by Uday Tank
There are few words that strike as much fear – into the minds of entrepreneurs and business owners – as the idea of debt. Many business people, including Millennial entrepreneurs, are scared of the idea of getting into debts, and their worries are not unfounded. Scarred by the financial crisis that follows it, debt is correctly viewed as something that can sink or even upend a business. From the intimidating interest rates to the actual principal repayments, debt is indeed worthy of being scared of. It has the potential to eat up cash flow, while also preventing entrepreneurs from expanding their businesses.
That being said, there are however some situations where obtaining a line of credit, taking a loan, or tapping into other forms of debt can help you and your business grow.

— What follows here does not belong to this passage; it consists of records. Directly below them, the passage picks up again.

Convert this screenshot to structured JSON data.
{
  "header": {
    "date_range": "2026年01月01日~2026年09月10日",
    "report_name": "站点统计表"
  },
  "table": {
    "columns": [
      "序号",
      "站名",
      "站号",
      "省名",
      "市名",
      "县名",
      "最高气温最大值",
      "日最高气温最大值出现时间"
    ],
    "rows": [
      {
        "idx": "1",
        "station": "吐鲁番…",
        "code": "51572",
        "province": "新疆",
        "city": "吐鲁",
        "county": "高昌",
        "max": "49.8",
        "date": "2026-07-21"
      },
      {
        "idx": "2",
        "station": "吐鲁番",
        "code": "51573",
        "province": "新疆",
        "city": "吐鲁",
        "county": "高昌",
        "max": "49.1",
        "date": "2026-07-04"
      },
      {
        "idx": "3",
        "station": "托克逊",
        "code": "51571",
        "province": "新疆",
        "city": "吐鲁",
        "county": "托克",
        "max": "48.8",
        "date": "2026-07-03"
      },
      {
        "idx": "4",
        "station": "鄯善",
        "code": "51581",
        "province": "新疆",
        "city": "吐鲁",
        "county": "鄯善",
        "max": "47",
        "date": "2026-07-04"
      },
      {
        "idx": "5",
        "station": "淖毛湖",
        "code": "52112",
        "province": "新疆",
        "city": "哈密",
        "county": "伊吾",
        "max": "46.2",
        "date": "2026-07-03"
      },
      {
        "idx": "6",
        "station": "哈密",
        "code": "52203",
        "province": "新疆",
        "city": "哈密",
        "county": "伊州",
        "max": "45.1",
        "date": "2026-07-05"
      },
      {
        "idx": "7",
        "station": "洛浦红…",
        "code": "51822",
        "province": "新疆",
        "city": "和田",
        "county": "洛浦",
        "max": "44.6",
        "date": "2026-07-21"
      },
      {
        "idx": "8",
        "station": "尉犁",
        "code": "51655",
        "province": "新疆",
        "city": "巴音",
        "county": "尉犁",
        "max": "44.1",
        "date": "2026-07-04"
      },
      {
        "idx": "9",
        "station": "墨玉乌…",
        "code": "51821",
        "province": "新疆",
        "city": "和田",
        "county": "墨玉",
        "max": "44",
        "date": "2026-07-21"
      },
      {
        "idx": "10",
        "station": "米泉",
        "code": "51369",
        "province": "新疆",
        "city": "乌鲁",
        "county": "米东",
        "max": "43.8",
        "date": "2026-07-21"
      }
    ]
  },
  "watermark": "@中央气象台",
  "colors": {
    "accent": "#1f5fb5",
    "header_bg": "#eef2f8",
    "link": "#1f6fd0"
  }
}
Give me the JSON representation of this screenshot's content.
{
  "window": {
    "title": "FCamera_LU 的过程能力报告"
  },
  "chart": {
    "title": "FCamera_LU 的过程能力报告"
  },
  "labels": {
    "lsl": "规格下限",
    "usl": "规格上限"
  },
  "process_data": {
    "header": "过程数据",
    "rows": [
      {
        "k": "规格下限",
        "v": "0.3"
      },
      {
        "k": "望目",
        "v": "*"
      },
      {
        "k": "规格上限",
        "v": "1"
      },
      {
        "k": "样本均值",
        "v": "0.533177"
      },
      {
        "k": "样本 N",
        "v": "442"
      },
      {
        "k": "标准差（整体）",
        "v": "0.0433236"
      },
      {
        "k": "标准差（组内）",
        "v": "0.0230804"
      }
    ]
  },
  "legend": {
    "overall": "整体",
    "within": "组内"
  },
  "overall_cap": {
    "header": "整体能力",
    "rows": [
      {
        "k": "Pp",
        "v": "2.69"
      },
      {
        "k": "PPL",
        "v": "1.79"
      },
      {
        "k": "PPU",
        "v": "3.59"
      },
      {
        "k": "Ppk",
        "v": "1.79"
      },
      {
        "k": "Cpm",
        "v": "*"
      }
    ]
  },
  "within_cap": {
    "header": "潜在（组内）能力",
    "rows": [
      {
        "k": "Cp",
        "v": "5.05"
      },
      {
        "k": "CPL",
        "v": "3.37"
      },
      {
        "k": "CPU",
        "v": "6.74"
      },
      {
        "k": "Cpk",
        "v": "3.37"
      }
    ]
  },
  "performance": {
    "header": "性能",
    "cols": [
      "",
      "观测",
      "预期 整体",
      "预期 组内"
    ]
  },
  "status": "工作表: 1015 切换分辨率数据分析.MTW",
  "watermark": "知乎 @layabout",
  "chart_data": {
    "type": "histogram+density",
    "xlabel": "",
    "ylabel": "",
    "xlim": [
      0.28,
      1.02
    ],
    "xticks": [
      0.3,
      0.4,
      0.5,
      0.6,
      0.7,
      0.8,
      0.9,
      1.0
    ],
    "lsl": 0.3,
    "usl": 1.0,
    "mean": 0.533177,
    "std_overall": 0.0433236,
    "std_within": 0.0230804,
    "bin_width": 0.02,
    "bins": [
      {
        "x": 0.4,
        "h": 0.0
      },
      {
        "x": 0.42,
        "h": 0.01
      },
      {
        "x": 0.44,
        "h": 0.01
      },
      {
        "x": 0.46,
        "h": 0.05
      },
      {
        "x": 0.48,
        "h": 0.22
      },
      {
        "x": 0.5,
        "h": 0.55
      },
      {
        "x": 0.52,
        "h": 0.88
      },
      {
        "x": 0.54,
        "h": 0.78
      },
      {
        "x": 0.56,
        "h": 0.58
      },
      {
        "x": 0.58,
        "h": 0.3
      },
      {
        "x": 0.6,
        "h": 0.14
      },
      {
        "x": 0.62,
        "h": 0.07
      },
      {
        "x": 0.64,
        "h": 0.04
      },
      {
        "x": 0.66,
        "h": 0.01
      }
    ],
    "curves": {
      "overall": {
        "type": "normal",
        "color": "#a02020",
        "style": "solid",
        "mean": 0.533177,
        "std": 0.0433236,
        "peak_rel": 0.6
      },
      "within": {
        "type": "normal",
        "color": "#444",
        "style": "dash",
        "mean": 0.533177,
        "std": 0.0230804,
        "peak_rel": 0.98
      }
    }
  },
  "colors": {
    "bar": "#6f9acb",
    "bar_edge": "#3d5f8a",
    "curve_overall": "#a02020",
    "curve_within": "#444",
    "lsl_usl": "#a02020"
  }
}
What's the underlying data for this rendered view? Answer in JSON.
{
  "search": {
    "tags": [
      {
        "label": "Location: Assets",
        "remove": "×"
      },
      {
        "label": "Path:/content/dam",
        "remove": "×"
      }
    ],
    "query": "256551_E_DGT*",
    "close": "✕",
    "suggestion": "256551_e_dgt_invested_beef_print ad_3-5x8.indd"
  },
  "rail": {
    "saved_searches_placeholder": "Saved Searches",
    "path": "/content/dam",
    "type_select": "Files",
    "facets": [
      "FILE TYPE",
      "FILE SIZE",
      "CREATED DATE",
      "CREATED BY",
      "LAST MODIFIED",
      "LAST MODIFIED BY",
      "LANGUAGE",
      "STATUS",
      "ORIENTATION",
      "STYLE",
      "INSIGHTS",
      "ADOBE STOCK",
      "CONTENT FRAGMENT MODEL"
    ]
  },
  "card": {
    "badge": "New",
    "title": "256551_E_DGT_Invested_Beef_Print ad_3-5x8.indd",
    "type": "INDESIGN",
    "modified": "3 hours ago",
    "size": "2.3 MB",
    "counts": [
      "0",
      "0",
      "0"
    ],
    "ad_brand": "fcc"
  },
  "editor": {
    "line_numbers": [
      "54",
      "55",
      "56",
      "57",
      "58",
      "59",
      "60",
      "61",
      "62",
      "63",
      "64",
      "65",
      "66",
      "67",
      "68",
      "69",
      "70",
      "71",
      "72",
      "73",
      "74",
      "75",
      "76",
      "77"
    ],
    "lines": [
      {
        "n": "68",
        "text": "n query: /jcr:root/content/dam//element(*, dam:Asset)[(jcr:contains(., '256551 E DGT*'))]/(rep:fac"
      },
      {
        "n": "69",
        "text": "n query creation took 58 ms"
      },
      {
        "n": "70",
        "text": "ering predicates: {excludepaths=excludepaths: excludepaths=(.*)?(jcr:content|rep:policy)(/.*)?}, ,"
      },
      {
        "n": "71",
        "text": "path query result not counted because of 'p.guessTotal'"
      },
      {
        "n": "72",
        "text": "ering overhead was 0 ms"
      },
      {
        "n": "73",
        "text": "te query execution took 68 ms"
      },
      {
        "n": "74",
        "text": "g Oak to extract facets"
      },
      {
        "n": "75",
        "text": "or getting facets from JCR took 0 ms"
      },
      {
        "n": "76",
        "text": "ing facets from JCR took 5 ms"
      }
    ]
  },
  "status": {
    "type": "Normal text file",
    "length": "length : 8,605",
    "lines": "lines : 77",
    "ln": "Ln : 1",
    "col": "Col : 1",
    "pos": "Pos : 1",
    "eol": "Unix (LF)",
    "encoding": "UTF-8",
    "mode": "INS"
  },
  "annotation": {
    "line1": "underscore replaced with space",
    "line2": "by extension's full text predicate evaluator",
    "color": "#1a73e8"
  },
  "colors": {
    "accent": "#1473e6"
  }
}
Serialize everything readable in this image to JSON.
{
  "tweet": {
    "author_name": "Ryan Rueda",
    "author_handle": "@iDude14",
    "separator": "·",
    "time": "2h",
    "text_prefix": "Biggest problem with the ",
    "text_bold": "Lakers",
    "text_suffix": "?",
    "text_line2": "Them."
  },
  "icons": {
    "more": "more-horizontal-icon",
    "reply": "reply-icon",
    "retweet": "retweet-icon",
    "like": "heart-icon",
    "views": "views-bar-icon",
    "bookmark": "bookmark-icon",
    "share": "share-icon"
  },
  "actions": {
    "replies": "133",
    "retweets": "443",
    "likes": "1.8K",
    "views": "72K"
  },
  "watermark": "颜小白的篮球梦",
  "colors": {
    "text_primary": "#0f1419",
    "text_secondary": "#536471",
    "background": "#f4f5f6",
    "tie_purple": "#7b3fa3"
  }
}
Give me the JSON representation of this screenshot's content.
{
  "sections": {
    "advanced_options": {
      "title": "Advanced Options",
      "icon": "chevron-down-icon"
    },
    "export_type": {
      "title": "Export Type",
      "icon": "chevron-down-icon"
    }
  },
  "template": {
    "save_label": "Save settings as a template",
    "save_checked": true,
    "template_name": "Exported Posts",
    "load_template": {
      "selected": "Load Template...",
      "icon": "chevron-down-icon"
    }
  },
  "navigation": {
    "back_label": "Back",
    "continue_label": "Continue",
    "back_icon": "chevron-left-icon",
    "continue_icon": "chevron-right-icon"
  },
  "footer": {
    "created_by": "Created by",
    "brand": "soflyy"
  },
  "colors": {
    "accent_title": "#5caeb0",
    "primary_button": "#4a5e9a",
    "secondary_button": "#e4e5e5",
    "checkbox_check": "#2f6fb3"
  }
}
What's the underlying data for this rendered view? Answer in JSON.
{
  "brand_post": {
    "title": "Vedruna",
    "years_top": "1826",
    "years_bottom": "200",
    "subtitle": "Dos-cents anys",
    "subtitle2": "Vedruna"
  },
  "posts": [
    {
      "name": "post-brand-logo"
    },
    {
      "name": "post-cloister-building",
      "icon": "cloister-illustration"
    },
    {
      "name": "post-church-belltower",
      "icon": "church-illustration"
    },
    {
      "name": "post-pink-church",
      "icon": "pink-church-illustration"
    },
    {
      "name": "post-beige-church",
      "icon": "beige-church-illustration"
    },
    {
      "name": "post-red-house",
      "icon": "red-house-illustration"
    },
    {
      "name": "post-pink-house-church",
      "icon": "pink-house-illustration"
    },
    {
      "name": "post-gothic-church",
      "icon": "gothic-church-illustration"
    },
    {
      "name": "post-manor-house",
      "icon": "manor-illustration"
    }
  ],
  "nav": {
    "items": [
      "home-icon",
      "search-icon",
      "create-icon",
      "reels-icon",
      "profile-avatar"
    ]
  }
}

And guess what, even if you ever run into difficulty paying back your debt – which is near impossible if you take the right steps – you might as well exploit some debt management schemes like the ones you will find on this Scottish debt site.
Let’s now take a look at some of these situations and facts.
New product or service development.
No matter how fantastic your innovations are or excellent your new ideas appear to be, you will always need capital to bootstrap any business innovations you might have. While you may have wonderful ideas, and implementation strategies, the reality is that you will always need to produce a proof of concept before any investor will believe you. And sometimes, even after providing these facts, some investors might still not agree to fund your ideas. So what do you do? When you carefully analyze the financial pros and cons, you will come to realize that taking on a debt (in the forms of loans) might be the ultimate way to finish your new ideas and develop your new products and services.
Taking advantage of the tax code.
This is another unique way in which debt appears important to a business startup. The fact is that business interest payments are tax deductible, unlike payments made to equity investors which don’t consider tax payments. The effect of this will be better understood by this illustration: For instance, assuming you and your competitor generate equivalent revenue monthly, the business that has financed itself through debt will receive higher profitability figures than that which has financed itself through equity investors due to the tax code factor.
Stay in charge.
The truth is most business owners want to stay in control of their businesses, and what this means is that, they wouldn’t like to share the control and ownership of their businesses with someone else. In order to launch a business idea into reality, one needs to raise enough capital, and this capital may come in two forms. You can either raise capital in return for ownership interests in your business or you can obtain loans to finance your business. The former allows you to keep these funds for as long as you desire, while the later requires that you make repayments with interests. The trade-off in going for the debt option is that you get to stay in total control of your business, and considering that your business has an infinite life span, this is a good option. Debt can therefore be an important startup tool that helps you stay in charge.
Appears cheaper than other options.
When many people discuss debt, they are quick to talk about the astronomical interest rates, loan duration, and other applicable fees. These are further grounds to back up claims that debt is strictly bad for businesses. However, have you ever considered what it takes to secure funding from other sources, say equity investors? It is apparent that these investors request a share of profits over the entire lifetime of the business; many even require control of the business, and maybe a return on their investment in the event that the business is sold. So, ask yourself, is it worth it in the long run? If you take an in-depth look at the bigger picture, you will realize that taking up debt, as your primary source of funding, will save you money and control in the long run.
Conclusively, it is always great to kick-start a business with personal funding, especially when you are financially buoyant enough to do so. But, in a scenario where you are unable to fund your business ideas and innovations, it is very essential that you weigh the pros and cons of any funding source you would like to opt for; keeping in mind, however, that debt (loans) can actually prove effective and better in the long run.
Uday Tank has been working with writing-challenged clients for over five years. His educational background in family science and journalism has given him a broad base from which to approach many topics. He especially enjoys writing content after researching and analyzing different resources whether they are books, articles or online stuff.